In the midst of the international shipyard crisis, German shipbuilding firms have managed to create themselves a promising niche in the market by specialising in complex projects. Alongside spectacular new-build cruise ships and special vessels, the focus is on complex but less headline-grabbing conversions and upgrades of existing ships. “Not least because of increasingly strict environmental regulations, the concept of retrofitting is becoming increasingly important,” says Managing Director for Technology and the Environment at the shipping and marine technology association (VSM), Dr. Ralf Sören Marquardt.
More than 90 per cent of German ship owners are expecting stricter environmental regulations for shipping over the coming years. That’s the result of the latest survey of ship owners conducted by corporate consultancy PriceWaterhouseCoopers (PwC). “Since 2011 practically every ship owner has been expecting there to be an increase in the strictness of environmental stipulations for the maritime sector in the near future,” says the current paper. According to the study, two thirds of German ship owners have opted to make structural changes to their fleet in order to be able to meet the heightened environmental requirements.
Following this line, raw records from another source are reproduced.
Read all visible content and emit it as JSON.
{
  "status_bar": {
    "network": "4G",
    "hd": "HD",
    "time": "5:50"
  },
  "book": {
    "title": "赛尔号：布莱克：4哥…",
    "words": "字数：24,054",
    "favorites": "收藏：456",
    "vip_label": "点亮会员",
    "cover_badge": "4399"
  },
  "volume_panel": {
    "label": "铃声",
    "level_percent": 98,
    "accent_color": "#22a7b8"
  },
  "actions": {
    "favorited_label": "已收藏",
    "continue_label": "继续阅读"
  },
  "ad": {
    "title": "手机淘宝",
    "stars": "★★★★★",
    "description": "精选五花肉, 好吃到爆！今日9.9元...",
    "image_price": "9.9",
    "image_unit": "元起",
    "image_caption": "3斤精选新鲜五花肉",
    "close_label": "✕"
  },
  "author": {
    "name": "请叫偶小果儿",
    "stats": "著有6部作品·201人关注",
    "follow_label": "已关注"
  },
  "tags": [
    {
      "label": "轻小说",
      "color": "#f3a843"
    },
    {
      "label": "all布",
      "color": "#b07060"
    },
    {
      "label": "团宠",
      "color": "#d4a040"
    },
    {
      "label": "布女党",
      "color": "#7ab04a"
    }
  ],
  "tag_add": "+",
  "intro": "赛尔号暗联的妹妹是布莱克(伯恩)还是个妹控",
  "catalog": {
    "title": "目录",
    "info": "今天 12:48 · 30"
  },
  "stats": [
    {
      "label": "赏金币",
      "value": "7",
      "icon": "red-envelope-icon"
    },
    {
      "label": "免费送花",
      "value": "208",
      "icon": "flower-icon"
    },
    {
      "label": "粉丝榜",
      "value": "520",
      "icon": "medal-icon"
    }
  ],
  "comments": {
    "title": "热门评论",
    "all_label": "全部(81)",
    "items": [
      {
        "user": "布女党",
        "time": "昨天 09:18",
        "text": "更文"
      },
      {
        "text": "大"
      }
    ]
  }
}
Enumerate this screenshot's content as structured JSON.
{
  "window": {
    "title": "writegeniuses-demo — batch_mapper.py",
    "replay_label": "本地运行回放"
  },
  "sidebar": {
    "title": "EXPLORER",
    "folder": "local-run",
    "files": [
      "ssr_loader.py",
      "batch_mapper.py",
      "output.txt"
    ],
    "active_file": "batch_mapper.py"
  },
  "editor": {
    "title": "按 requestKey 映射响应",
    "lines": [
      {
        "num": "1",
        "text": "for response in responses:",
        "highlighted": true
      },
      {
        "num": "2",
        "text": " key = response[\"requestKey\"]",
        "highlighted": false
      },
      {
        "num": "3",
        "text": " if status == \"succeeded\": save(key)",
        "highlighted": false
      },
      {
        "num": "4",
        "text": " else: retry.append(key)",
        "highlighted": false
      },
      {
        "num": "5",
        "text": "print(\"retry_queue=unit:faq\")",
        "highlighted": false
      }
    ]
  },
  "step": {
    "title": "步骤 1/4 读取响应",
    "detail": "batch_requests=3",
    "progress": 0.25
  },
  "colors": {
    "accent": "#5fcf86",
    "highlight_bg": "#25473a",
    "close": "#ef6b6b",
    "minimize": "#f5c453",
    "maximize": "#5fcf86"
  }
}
The focus of recent environmental discussions has been on the topics of ballast water treatment and reduction of sulphur emissions in ships’ exhaust gases through installation of scrubbers. Both areas are anything but trivial, and require considerable technical expertise in planning and implementation: “Essentially, it’s all about integrating additional systems into an existing, tried-and-tested system in the best way possible,” explains Guido Försterling, CEO of German Dry Docks AG (GDD) in Bremerhaven, which specialises in this type of project.
Companies like German Dry Docks made preparations for the coming legal provisions early on, and are able to offer their customers both customised solutions and suitable scheduling. After all, when it comes to retrofitting, things are going to get quite tight. Marquardt says that up to 7000 ships worldwide will have to be retrofitted each year once the new ballast water directive comes into force. However, according to information from the VSM, Europe has only 80 to 100 docks that are suitable for such projects.
Alongside the approaching environmental regulations, the main reason for more and more ship owners entrusting a retrofit to a German shipyard is to improve their own cost situation. Persistently poor freight and charter rates are prompting optimisation of ships’ operations, which GDD has taken account of in close collaboration with engine specialist MWB Power. “The enormous increase in attention being paid to the issue of energy efficiency over recent years is striking,” state PwC’s shipping experts in their survey of ship owners.
However, smaller companies in particular seem to have some catching up to do: “Concrete measures to specifically reduce fuel consumption are implemented more often by more highly staffed and high-income shipping companies than smaller shipping firms,” states the PwC study. The corporate consultants link this finding with advice for the smaller fish to follow the major firms’ lead, and also invest in optimised on-board technology.
(Cost-)optimised use of ships is also an important aspect of “Shipping 4.0”, which refers to the digitalisation of the maritime sector in the same way as the “Industry 4.0” development on land. “A good nine out of ten managers in the German maritime sector now believe in the condition of machinery and components on ships being automatically passed on to shipping companies by means of data transmission,” found PwC’s experts in comparison with the last survey of ship owners back in 2014.
Retrofitting ships with IT systems for data transmission to land is clearly necessary in order for shipping companies to be able to meet their future role within the overall transport chain. Internet giants like Amazon, Google and co. will still not be involved directly in shipping, but ship owners are positioning themselves to be able to offer data-based services over and above just transport. “In order to remain viable, shipping companies will have to build on their range of logistical services,” says PwC.
Dr. Frank Roland, Managing Director of the Center of Maritime Technologies (CMT) in Hamburg, believes that subsequent conversion and retrofitting will have a role to play as early as during the planning of new builds in future. “Ships are in use for around 30 years,” he explains. “Unlike before, when designing we need to consider not only short-term use in the first few years, but also changing use throughout the entire life cycle.” As such, he believes that subsequent conversions or upgrades could be made easier from the outset.